The Lyceum Area in ancient Athens was a suburb named after a temple dedicated to Apollo Lyceus. Aristotle‘s Lyceum was established in this area in 335 BC to function as a school of philosophy. This was the place where Aristotle taught rhetoric, mathematics and philosophy to its students and it was also called the “Peripatec School” because students and teachers would stroll (peripatos in Greek means walk) the grounds during the course of the lectures.

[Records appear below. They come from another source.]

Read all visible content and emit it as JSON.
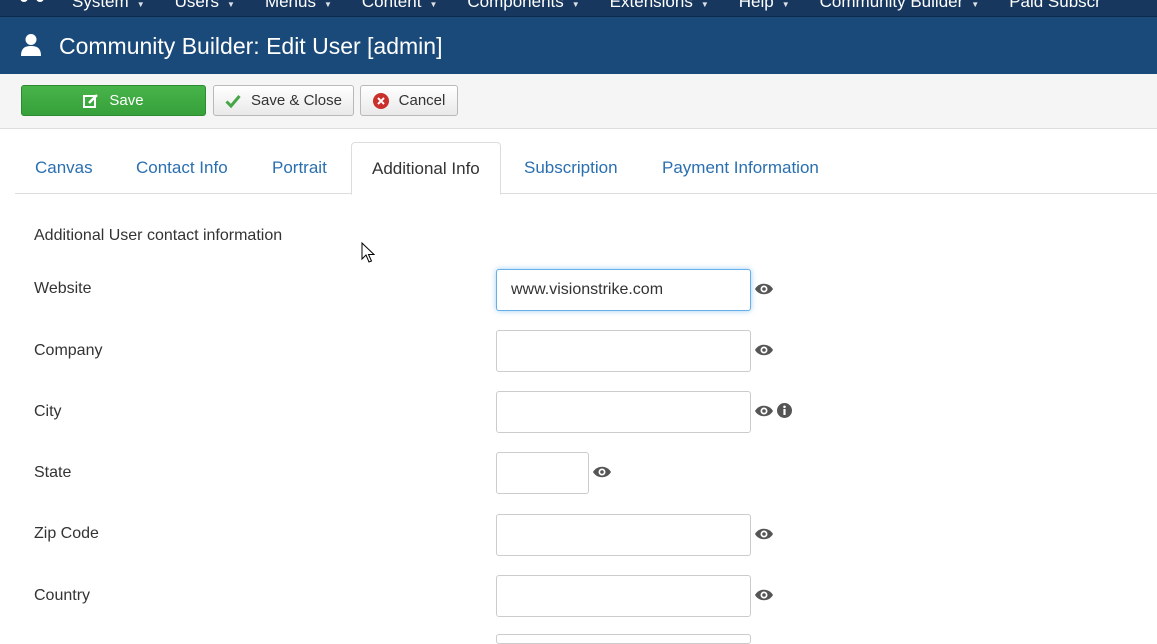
{
  "topnav": {
    "items": [
      "System",
      "Users",
      "Menus",
      "Content",
      "Components",
      "Extensions",
      "Help",
      "Community Builder",
      "Paid Subscr"
    ]
  },
  "header": {
    "title": "Community Builder: Edit User [admin]",
    "icon": "user-icon"
  },
  "toolbar": {
    "save_label": "Save",
    "save_close_label": "Save & Close",
    "cancel_label": "Cancel"
  },
  "tabs": [
    "Canvas",
    "Contact Info",
    "Portrait",
    "Additional Info",
    "Subscription",
    "Payment Information"
  ],
  "active_tab": "Additional Info",
  "form": {
    "section_title": "Additional User contact information",
    "fields": [
      {
        "label": "Website",
        "value": "www.visionstrike.com"
      },
      {
        "label": "Company",
        "value": ""
      },
      {
        "label": "City",
        "value": ""
      },
      {
        "label": "State",
        "value": ""
      },
      {
        "label": "Zip Code",
        "value": ""
      },
      {
        "label": "Country",
        "value": ""
      }
    ]
  },
  "colors": {
    "header": "#1a4a7a",
    "topnav": "#17375e",
    "save": "#47b44a",
    "link": "#2a6fb0"
  }
}
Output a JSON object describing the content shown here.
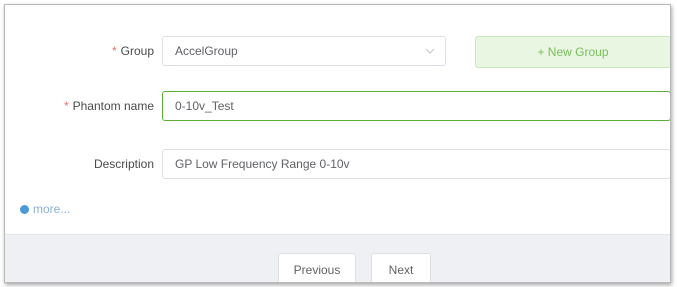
{
  "form": {
    "group": {
      "label": "Group",
      "required_mark": "*",
      "value": "AccelGroup"
    },
    "new_group_label": "+ New Group",
    "phantom_name": {
      "label": "Phantom name",
      "required_mark": "*",
      "value": "0-10v_Test"
    },
    "description": {
      "label": "Description",
      "value": "GP Low Frequency Range 0-10v"
    },
    "more_label": "more..."
  },
  "footer": {
    "previous_label": "Previous",
    "next_label": "Next"
  },
  "icons": {
    "select_arrow": "chevron-down-icon",
    "more": "info-circle-icon"
  },
  "colors": {
    "accent_green": "#79c05a",
    "required_red": "#f56c6c",
    "link_blue": "#4a9ad9"
  }
}
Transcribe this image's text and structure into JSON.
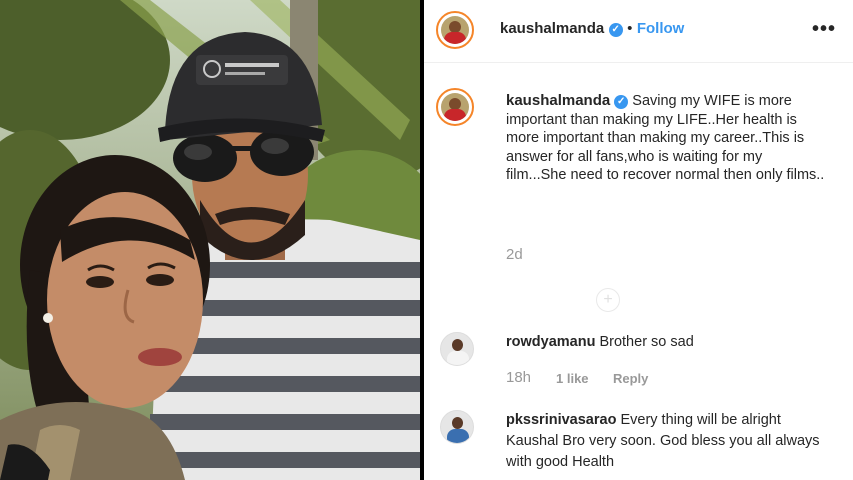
{
  "post": {
    "author": "kaushalmanda",
    "follow_label": "Follow",
    "separator": "•",
    "more_label": "•••",
    "caption": "Saving my WIFE is more important than making my LIFE..Her health is more important than making my career..This is answer for all fans,who is waiting for my film...She need to recover normal then only films..",
    "time": "2d",
    "load_more": "+"
  },
  "comments": [
    {
      "user": "rowdyamanu",
      "text": "Brother so sad",
      "time": "18h",
      "likes": "1 like",
      "reply": "Reply"
    },
    {
      "user": "pkssrinivasarao",
      "text": "Every thing will be alright Kaushal Bro very soon. God bless you all always with good Health"
    }
  ],
  "icons": {
    "verified": "verified-badge-icon",
    "more": "more-options-icon"
  },
  "colors": {
    "accent": "#3897f0",
    "muted": "#999999",
    "text": "#262626"
  }
}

The remains of Aristotle’s Lyceum were unearthed in 1996 by archaeologist Effi Lygoyri during construction in Rigilis Street. The Lyceum is located between the Officers Club, the Athens Conservatory and the Byzantine Museum. The Third Ephorate of Classical Antiquities hopes to transform it into a place where locals and visitors can take a walk, rest or read, staying in touch with the archaeological site and even motivate them to visit other museums next to the Lyceum.
Eleni Banou, the head of the Third Ephorate of Classical Antiquity stated “Our reasoning is that we don’t want people to be afraid of interacting with the site.”

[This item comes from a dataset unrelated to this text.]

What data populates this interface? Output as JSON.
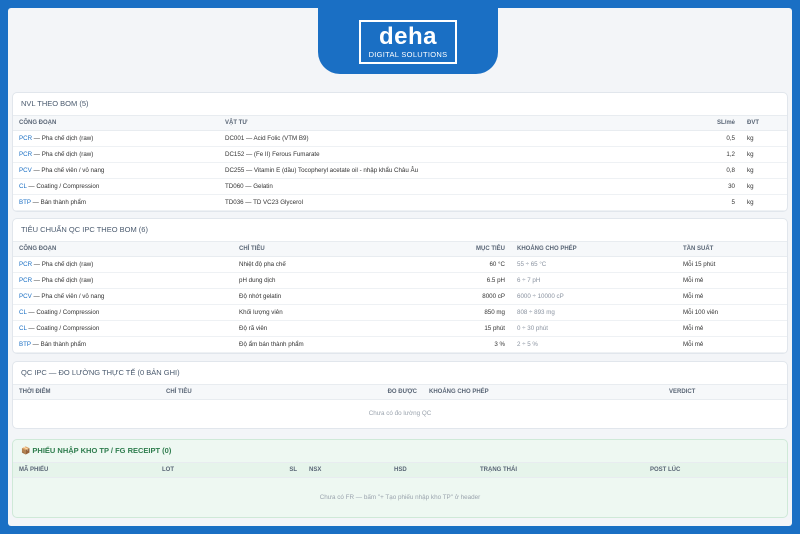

The exact inauguration date of the open air museum has not yet been decided. It is expected however, that it will be open to the public before the end of the summer.